GEORGE TOWN: Gerakan has demanded a public apology from ‘Nature’ over what it alleged was a “one-sided” article published on the scientific journal’s website, implying that Malaysia lacked state healthcare
Gerakan national deputy president Oh Tong Keong, in condemning the report, demanded that Nature apologises to Malaysia immediately.
Oh, who is also state Gerakan chairman, said it was widely known that Malaysia’s healthcare was among the best in Southeast Asia and the whole of Asia
He said that charges imposed by government hospitals were also the lowest in the world.
“Despite providing the highest level of medical services, government hospitals only charge our people a mere RM1, and for those above the age of 60, it is free.
“This rate has never been increased since independence,” he said, adding that government hospital and surgery charges were also very much cheaper compared to private hospitals.
He said it was shocking that a scientific journal like Nature had published such an irresponsible and confusing report.
The article – ‘The scientist-gardener who is harnessing tobacco’s power to heal’ – quoting London-based molecular immunologist Audrey Teh – who claimed to be a Malaysian, had alleged that the country did not have state healthcare and “families are bankrupted by medical bills.”
Health director-general Tan Sri Dr Noor Hisham Abdullah has dismissed it as “incorrect and a gross misrepresentation of the national health system.”

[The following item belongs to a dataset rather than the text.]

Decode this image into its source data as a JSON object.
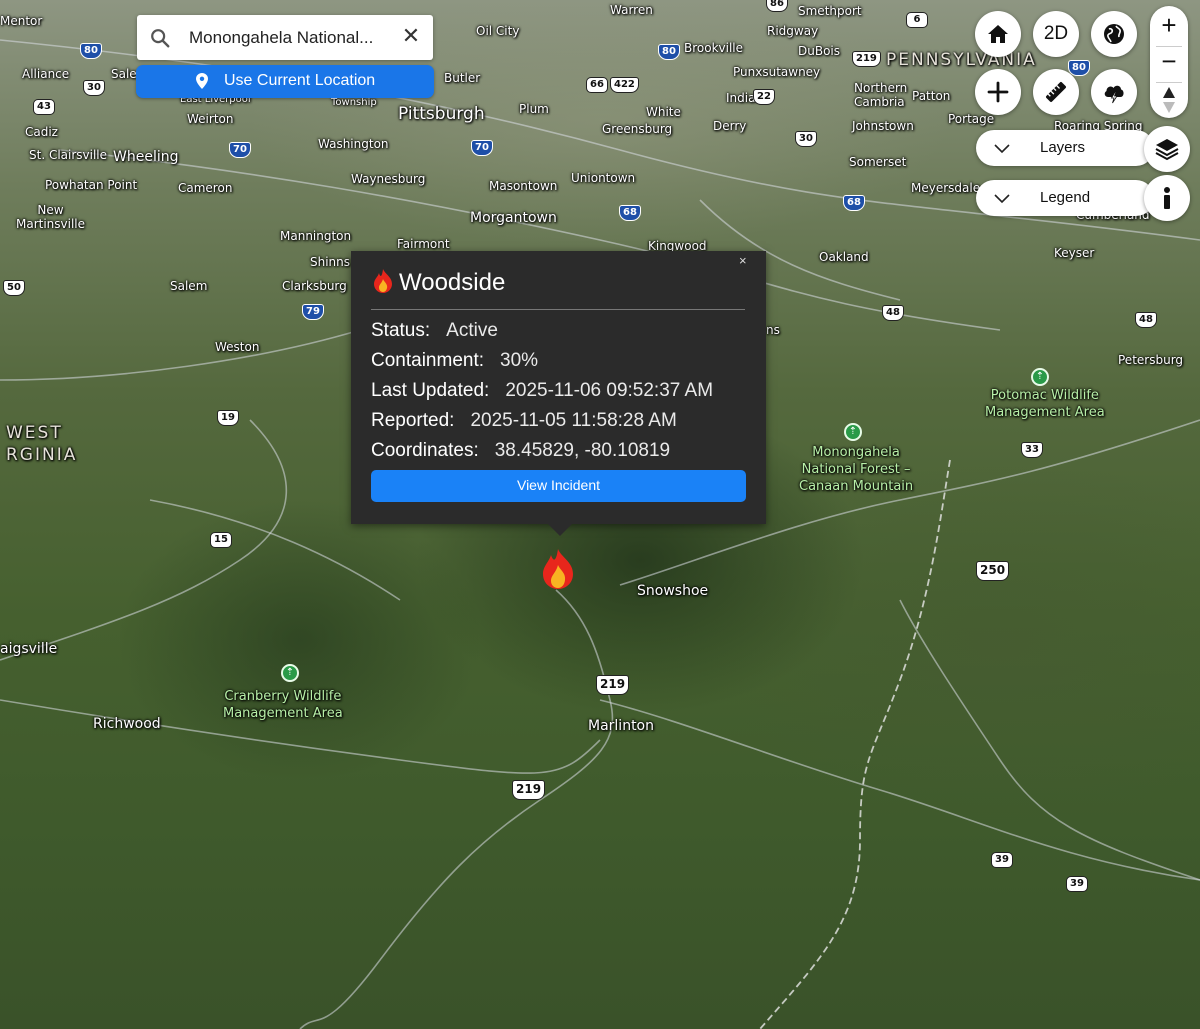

He noted that the World Health Organisation (WHO) continues to acknowledge Malaysia as providing quality health care services based on its high performing health care system and well-trained workforce.
Oh said Malaysia’s healthcare system had also earned numerous international accolades as among the best in the world.
“As such, Gerakan supports Dr Noor Hisham’s action to write to the Chief Editor of Nature to reject the contents of the article.
“The author and the editor should have verified the facts before publishing any comments,” he added.